#### What is required:
Count the lines below that contain the word "招标控制价", and reply with only that number.

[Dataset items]
*** Begin section ***
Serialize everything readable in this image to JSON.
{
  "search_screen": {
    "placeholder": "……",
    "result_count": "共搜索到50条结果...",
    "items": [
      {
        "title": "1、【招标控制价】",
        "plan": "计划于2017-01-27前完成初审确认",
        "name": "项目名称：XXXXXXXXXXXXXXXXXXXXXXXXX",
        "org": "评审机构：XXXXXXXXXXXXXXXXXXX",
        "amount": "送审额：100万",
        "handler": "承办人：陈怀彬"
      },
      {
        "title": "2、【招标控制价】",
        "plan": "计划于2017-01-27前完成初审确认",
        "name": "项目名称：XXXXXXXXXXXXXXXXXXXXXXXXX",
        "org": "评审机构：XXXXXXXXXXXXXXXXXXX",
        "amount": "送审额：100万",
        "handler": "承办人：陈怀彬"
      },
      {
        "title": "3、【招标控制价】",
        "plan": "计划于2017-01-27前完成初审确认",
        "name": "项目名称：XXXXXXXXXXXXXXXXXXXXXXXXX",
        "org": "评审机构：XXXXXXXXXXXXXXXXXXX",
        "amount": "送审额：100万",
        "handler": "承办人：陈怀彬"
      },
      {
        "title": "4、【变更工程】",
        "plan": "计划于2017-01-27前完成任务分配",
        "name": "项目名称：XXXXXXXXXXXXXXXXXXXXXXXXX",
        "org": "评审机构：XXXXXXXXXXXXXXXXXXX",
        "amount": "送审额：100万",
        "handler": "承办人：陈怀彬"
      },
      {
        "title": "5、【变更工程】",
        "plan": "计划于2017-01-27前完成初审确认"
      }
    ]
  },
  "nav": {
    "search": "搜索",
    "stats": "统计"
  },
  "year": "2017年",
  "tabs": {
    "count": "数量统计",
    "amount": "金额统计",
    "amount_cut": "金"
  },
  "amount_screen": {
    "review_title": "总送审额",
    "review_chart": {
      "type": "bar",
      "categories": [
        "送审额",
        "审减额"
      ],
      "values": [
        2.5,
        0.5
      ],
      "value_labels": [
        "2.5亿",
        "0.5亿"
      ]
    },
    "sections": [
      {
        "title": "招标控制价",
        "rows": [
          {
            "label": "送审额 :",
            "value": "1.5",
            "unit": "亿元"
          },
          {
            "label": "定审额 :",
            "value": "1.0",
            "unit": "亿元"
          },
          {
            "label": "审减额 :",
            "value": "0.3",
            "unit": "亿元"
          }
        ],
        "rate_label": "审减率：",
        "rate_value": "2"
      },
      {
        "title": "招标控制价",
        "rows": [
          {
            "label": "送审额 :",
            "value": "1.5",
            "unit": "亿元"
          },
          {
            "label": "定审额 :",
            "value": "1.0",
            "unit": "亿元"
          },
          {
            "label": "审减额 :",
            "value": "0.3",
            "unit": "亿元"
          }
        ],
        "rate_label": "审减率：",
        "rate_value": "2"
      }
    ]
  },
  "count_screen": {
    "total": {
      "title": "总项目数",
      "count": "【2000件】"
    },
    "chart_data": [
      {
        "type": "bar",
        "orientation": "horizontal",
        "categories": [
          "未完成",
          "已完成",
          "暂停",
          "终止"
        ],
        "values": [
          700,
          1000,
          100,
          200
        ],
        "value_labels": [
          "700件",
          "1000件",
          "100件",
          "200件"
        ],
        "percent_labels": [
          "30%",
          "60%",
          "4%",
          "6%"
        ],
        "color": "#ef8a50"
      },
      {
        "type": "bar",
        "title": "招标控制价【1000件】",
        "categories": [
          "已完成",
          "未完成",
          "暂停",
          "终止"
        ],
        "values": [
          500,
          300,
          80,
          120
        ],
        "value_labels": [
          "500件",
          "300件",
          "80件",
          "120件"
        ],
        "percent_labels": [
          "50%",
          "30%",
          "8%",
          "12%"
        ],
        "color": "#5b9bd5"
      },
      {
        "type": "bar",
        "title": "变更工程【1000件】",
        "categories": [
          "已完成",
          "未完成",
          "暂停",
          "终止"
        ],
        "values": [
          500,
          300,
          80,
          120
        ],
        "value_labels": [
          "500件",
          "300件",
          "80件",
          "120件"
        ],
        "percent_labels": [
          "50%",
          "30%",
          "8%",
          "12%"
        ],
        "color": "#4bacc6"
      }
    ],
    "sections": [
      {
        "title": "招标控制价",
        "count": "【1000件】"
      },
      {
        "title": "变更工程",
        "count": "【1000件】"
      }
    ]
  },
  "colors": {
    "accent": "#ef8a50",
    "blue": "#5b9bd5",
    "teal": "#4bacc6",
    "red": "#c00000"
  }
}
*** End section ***
#### Response:
7